* **What you need to do**
Every line of the records below that holds the word "Drehzahlkollektiv" belongs in the answer.

* **Data records for software interfaces**
++++++

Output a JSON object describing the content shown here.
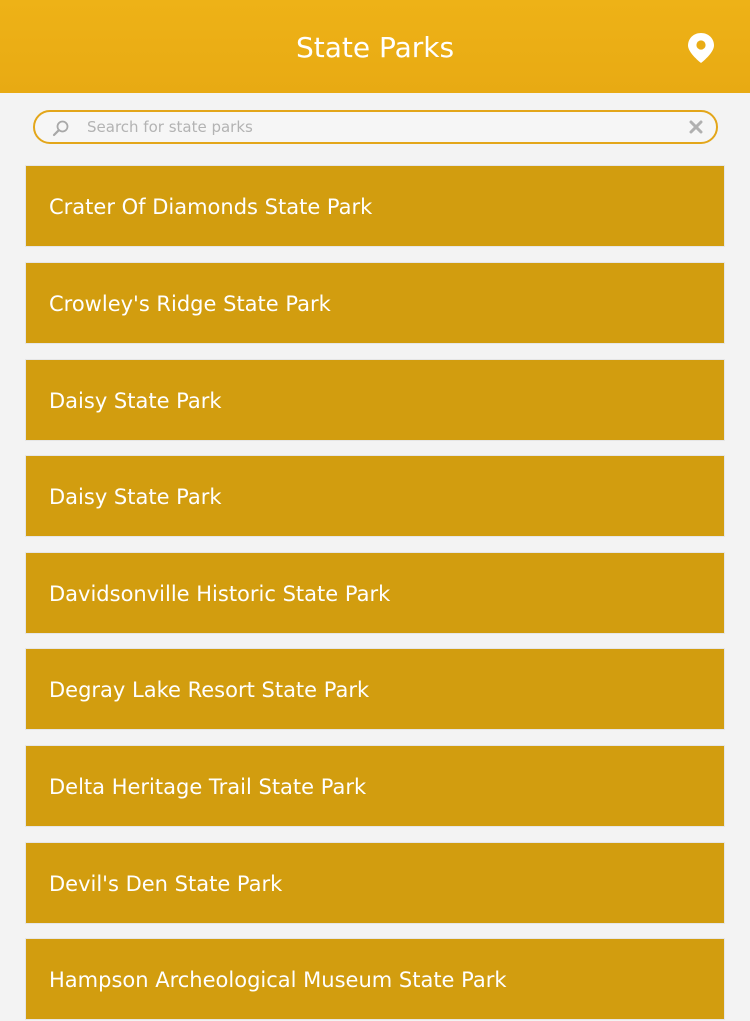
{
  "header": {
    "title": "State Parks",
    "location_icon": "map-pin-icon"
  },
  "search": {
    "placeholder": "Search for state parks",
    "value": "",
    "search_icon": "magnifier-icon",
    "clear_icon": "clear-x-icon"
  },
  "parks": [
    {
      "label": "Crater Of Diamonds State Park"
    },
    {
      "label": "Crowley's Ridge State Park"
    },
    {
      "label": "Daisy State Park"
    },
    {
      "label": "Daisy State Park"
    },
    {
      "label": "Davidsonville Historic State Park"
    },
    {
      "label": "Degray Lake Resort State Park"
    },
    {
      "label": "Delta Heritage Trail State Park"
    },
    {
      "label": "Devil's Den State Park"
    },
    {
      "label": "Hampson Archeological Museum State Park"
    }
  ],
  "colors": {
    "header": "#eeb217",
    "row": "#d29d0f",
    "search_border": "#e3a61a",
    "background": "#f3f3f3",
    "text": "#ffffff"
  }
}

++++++

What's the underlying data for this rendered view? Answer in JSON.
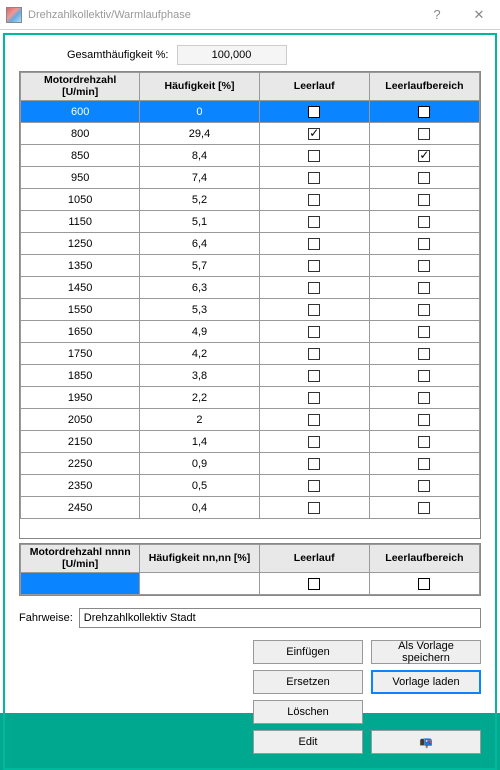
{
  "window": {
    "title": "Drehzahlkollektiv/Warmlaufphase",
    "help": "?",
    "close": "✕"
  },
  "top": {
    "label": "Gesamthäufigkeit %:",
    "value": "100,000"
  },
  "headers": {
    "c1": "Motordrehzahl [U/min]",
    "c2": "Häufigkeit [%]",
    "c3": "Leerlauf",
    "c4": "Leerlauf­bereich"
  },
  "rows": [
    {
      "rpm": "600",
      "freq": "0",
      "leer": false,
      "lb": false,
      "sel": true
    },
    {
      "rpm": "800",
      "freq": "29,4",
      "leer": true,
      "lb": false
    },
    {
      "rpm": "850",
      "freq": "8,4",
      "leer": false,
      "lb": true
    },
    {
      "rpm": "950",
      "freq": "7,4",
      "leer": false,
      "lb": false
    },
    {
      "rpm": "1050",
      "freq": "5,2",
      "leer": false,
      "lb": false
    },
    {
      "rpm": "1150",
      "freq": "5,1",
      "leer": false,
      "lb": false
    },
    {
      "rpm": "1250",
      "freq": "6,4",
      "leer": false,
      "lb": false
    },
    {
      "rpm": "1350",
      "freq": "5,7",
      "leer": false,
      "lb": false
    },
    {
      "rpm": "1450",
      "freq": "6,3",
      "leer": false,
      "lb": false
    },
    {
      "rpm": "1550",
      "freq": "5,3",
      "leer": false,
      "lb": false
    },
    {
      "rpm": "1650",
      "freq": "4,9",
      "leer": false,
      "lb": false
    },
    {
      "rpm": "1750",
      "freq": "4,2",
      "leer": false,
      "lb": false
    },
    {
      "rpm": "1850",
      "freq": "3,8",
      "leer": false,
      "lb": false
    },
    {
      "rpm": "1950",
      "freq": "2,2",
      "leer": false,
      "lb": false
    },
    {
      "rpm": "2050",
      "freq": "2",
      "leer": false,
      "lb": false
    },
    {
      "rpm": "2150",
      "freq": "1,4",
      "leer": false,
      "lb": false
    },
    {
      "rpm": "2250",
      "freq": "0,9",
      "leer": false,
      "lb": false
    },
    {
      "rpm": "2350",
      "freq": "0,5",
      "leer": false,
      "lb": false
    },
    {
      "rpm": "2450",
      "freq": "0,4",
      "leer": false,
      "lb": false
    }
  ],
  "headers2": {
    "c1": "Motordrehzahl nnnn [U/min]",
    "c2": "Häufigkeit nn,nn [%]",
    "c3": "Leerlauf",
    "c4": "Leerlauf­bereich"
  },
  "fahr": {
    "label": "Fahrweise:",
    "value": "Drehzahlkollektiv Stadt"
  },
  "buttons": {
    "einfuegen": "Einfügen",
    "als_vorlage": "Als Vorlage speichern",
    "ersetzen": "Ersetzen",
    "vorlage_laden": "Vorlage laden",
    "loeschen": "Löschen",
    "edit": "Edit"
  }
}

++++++

* **Result below**
    "title": "Drehzahlkollektiv/Warmlaufphase",
    "value": "Drehzahlkollektiv Stadt"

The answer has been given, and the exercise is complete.